**Your task**
Please give back the listing exactly, without any of its pictures.

**Stored data**
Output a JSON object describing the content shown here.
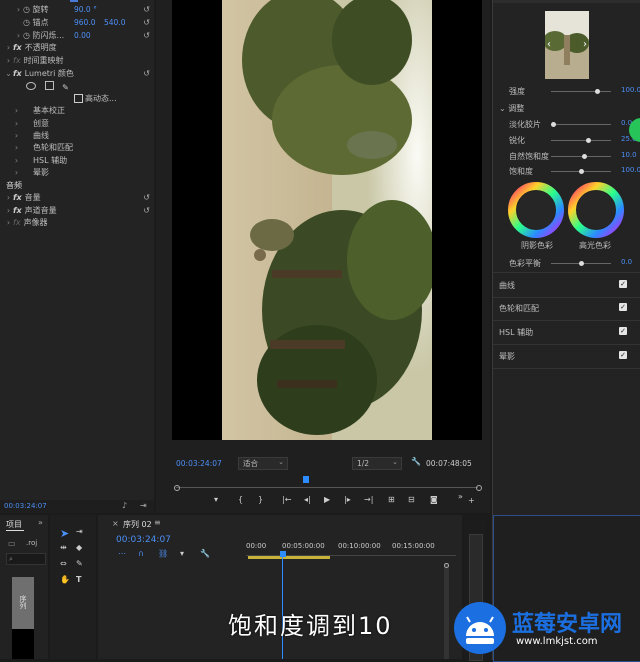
{
  "effect_controls": {
    "rows": [
      {
        "label": "旋转",
        "value": "90.0 °"
      },
      {
        "label": "锚点",
        "value": "960.0",
        "value2": "540.0"
      },
      {
        "label": "防闪烁...",
        "value": "0.00"
      },
      {
        "label": "不透明度"
      },
      {
        "label": "时间重映射"
      },
      {
        "label": "Lumetri 颜色"
      },
      {
        "checkbox_label": "高动态..."
      },
      {
        "label": "基本校正"
      },
      {
        "label": "创意"
      },
      {
        "label": "曲线"
      },
      {
        "label": "色轮和匹配"
      },
      {
        "label": "HSL 辅助"
      },
      {
        "label": "晕影"
      }
    ],
    "audio_header": "音频",
    "audio_rows": [
      {
        "label": "音量"
      },
      {
        "label": "声道音量"
      },
      {
        "label": "声像器"
      }
    ],
    "timecode": "00:03:24:07"
  },
  "program_monitor": {
    "timecode": "00:03:24:07",
    "fit": "适合",
    "resolution": "1/2",
    "duration": "00:07:48:05"
  },
  "lumetri": {
    "creative": {
      "intensity_label": "强度",
      "intensity_value": "100.0",
      "adjust_header": "调整",
      "sliders": [
        {
          "label": "淡化胶片",
          "value": "0.0",
          "pos": 0.0
        },
        {
          "label": "锐化",
          "value": "25.0",
          "pos": 0.62
        },
        {
          "label": "自然饱和度",
          "value": "10.0",
          "pos": 0.56
        },
        {
          "label": "饱和度",
          "value": "100.0",
          "pos": 0.5
        }
      ],
      "wheel_shadow_label": "阴影色彩",
      "wheel_highlight_label": "高光色彩",
      "tint_balance_label": "色彩平衡",
      "tint_balance_value": "0.0"
    },
    "sections": [
      "曲线",
      "色轮和匹配",
      "HSL 辅助",
      "晕影"
    ]
  },
  "project_panel": {
    "tab": "项目",
    "item": ".roj",
    "bin_label": "序列"
  },
  "timeline": {
    "tab": "序列 02",
    "timecode": "00:03:24:07",
    "ruler": [
      "00:00",
      "00:05:00:00",
      "00:10:00:00",
      "00:15:00:00"
    ]
  },
  "caption": "饱和度调到10",
  "watermark": {
    "name": "蓝莓安卓网",
    "url": "www.lmkjst.com"
  },
  "colors": {
    "accent": "#4c8ff5",
    "playhead": "#2d8cff",
    "wm_blue": "#1b6fe0"
  }
}
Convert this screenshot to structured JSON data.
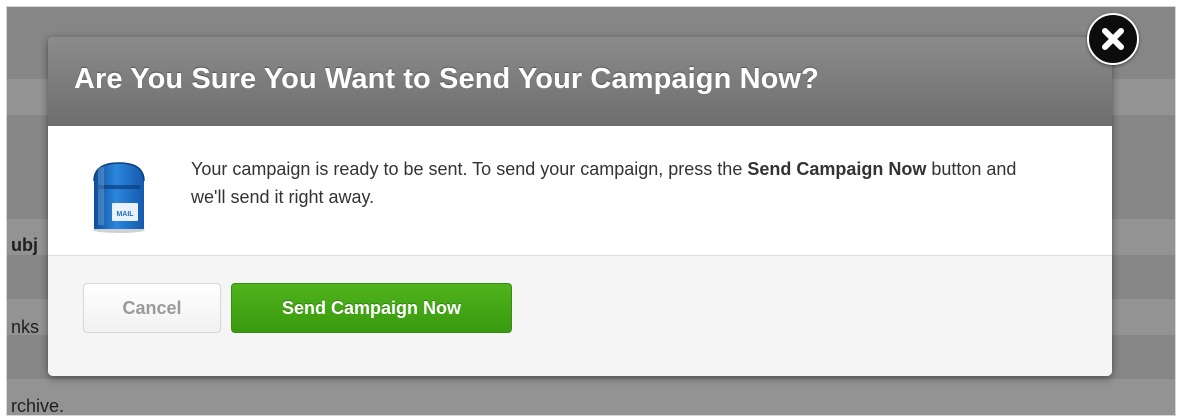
{
  "background": {
    "fragments": [
      {
        "text": "ubj",
        "bold": true
      },
      {
        "text": "nks",
        "bold": false
      },
      {
        "text": "rchive.",
        "bold": false
      }
    ]
  },
  "modal": {
    "title": "Are You Sure You Want to Send Your Campaign Now?",
    "icon": "mailbox-icon",
    "message": {
      "part1": "Your campaign is ready to be sent. To send your campaign, press the ",
      "bold": "Send Campaign Now",
      "part2": " button and we'll send it right away."
    },
    "mailbox_label": "MAIL",
    "buttons": {
      "cancel_label": "Cancel",
      "send_label": "Send Campaign Now"
    },
    "close_icon": "close-icon"
  },
  "colors": {
    "header_gradient_top": "#8b8b8b",
    "header_gradient_bottom": "#6e6e6e",
    "send_button": "#44a616",
    "mailbox_blue": "#1f6fc4",
    "overlay": "#868686"
  }
}
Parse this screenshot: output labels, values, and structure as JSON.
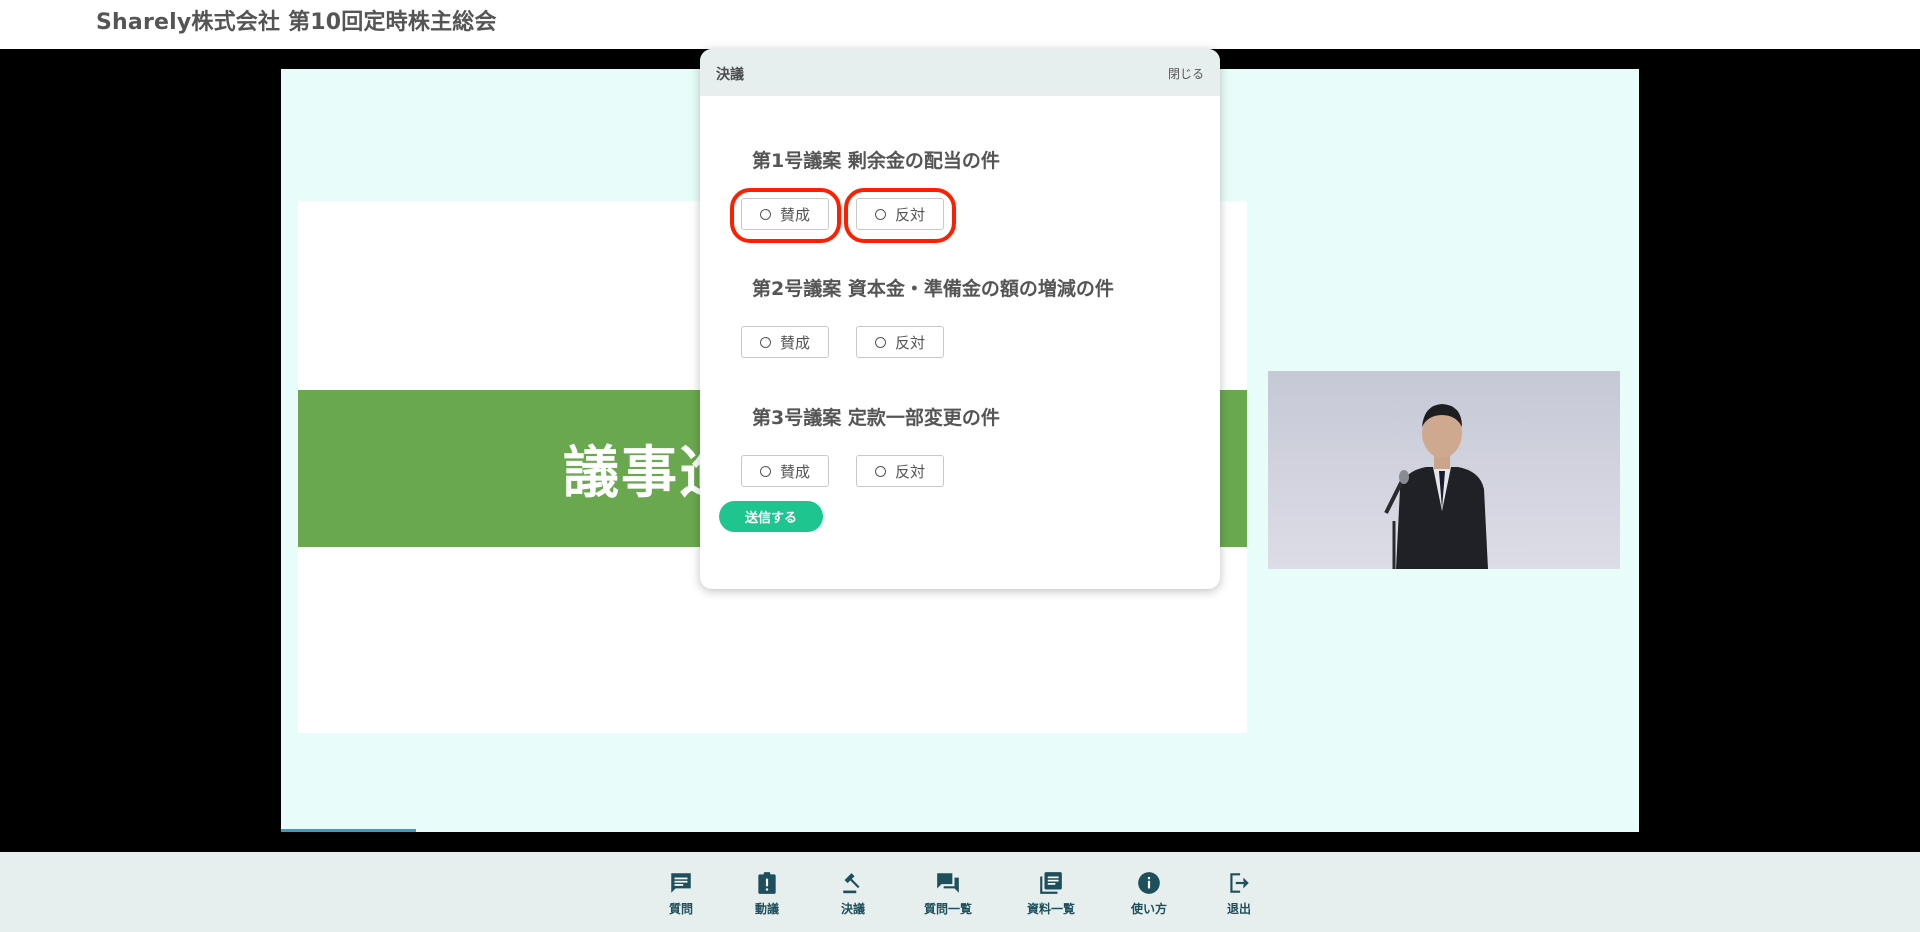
{
  "header": {
    "title": "Sharely株式会社 第10回定時株主総会"
  },
  "slide": {
    "band_text": "議事進行"
  },
  "modal": {
    "title": "決議",
    "close_label": "閉じる",
    "proposals": [
      {
        "title": "第1号議案 剰余金の配当の件",
        "yes_label": "賛成",
        "no_label": "反対",
        "highlighted": true
      },
      {
        "title": "第2号議案 資本金・準備金の額の増減の件",
        "yes_label": "賛成",
        "no_label": "反対",
        "highlighted": false
      },
      {
        "title": "第3号議案 定款一部変更の件",
        "yes_label": "賛成",
        "no_label": "反対",
        "highlighted": false
      }
    ],
    "submit_label": "送信する"
  },
  "toolbar": {
    "items": [
      {
        "label": "質問",
        "icon": "comment-icon"
      },
      {
        "label": "動議",
        "icon": "clipboard-alert-icon"
      },
      {
        "label": "決議",
        "icon": "gavel-icon"
      },
      {
        "label": "質問一覧",
        "icon": "forum-icon"
      },
      {
        "label": "資料一覧",
        "icon": "library-books-icon"
      },
      {
        "label": "使い方",
        "icon": "info-icon"
      },
      {
        "label": "退出",
        "icon": "logout-icon"
      }
    ]
  },
  "colors": {
    "accent_green": "#1ec58f",
    "toolbar_text": "#1e4f5c",
    "annotation_red": "#ff1f00",
    "slide_band": "#6aa84f",
    "slide_bg": "#e8fdf9"
  }
}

**Solution to the exercise**
Output a JSON object describing the content shown here.
{
  "effect_controls": {
    "rows": [
      {
        "label": "旋转",
        "value": "90.0 °"
      },
      {
        "label": "锚点",
        "value": "960.0",
        "value2": "540.0"
      },
      {
        "label": "防闪烁...",
        "value": "0.00"
      },
      {
        "label": "不透明度"
      },
      {
        "label": "时间重映射"
      },
      {
        "label": "Lumetri 颜色"
      },
      {
        "checkbox_label": "高动态..."
      },
      {
        "label": "基本校正"
      },
      {
        "label": "创意"
      },
      {
        "label": "曲线"
      },
      {
        "label": "色轮和匹配"
      },
      {
        "label": "HSL 辅助"
      },
      {
        "label": "晕影"
      }
    ],
    "audio_header": "音频",
    "audio_rows": [
      {
        "label": "音量"
      },
      {
        "label": "声道音量"
      },
      {
        "label": "声像器"
      }
    ],
    "timecode": "00:03:24:07"
  },
  "program_monitor": {
    "timecode": "00:03:24:07",
    "fit": "适合",
    "resolution": "1/2",
    "duration": "00:07:48:05"
  },
  "lumetri": {
    "creative": {
      "intensity_label": "强度",
      "intensity_value": "100.0",
      "adjust_header": "调整",
      "sliders": [
        {
          "label": "淡化胶片",
          "value": "0.0",
          "pos": 0.0
        },
        {
          "label": "锐化",
          "value": "25.0",
          "pos": 0.62
        },
        {
          "label": "自然饱和度",
          "value": "10.0",
          "pos": 0.56
        },
        {
          "label": "饱和度",
          "value": "100.0",
          "pos": 0.5
        }
      ],
      "wheel_shadow_label": "阴影色彩",
      "wheel_highlight_label": "高光色彩",
      "tint_balance_label": "色彩平衡",
      "tint_balance_value": "0.0"
    },
    "sections": [
      "曲线",
      "色轮和匹配",
      "HSL 辅助",
      "晕影"
    ]
  },
  "project_panel": {
    "tab": "项目",
    "item": ".roj",
    "bin_label": "序列"
  },
  "timeline": {
    "tab": "序列 02",
    "timecode": "00:03:24:07",
    "ruler": [
      "00:00",
      "00:05:00:00",
      "00:10:00:00",
      "00:15:00:00"
    ]
  },
  "caption": "饱和度调到10",
  "watermark": {
    "name": "蓝莓安卓网",
    "url": "www.lmkjst.com"
  },
  "colors": {
    "accent": "#4c8ff5",
    "playhead": "#2d8cff",
    "wm_blue": "#1b6fe0"
  }
}
Convert this screenshot to structured JSON data.
{
  "background": {
    "fragments": [
      {
        "text": "ubj",
        "bold": true
      },
      {
        "text": "nks",
        "bold": false
      },
      {
        "text": "rchive.",
        "bold": false
      }
    ]
  },
  "modal": {
    "title": "Are You Sure You Want to Send Your Campaign Now?",
    "icon": "mailbox-icon",
    "message": {
      "part1": "Your campaign is ready to be sent. To send your campaign, press the ",
      "bold": "Send Campaign Now",
      "part2": " button and we'll send it right away."
    },
    "mailbox_label": "MAIL",
    "buttons": {
      "cancel_label": "Cancel",
      "send_label": "Send Campaign Now"
    },
    "close_icon": "close-icon"
  },
  "colors": {
    "header_gradient_top": "#8b8b8b",
    "header_gradient_bottom": "#6e6e6e",
    "send_button": "#44a616",
    "mailbox_blue": "#1f6fc4",
    "overlay": "#868686"
  }
}
Parse this screenshot: output labels, values, and structure as JSON.
{
  "header": {
    "title": "Sharely株式会社 第10回定時株主総会"
  },
  "slide": {
    "band_text": "議事進行"
  },
  "modal": {
    "title": "決議",
    "close_label": "閉じる",
    "proposals": [
      {
        "title": "第1号議案 剰余金の配当の件",
        "yes_label": "賛成",
        "no_label": "反対",
        "highlighted": true
      },
      {
        "title": "第2号議案 資本金・準備金の額の増減の件",
        "yes_label": "賛成",
        "no_label": "反対",
        "highlighted": false
      },
      {
        "title": "第3号議案 定款一部変更の件",
        "yes_label": "賛成",
        "no_label": "反対",
        "highlighted": false
      }
    ],
    "submit_label": "送信する"
  },
  "toolbar": {
    "items": [
      {
        "label": "質問",
        "icon": "comment-icon"
      },
      {
        "label": "動議",
        "icon": "clipboard-alert-icon"
      },
      {
        "label": "決議",
        "icon": "gavel-icon"
      },
      {
        "label": "質問一覧",
        "icon": "forum-icon"
      },
      {
        "label": "資料一覧",
        "icon": "library-books-icon"
      },
      {
        "label": "使い方",
        "icon": "info-icon"
      },
      {
        "label": "退出",
        "icon": "logout-icon"
      }
    ]
  },
  "colors": {
    "accent_green": "#1ec58f",
    "toolbar_text": "#1e4f5c",
    "annotation_red": "#ff1f00",
    "slide_band": "#6aa84f",
    "slide_bg": "#e8fdf9"
  }
}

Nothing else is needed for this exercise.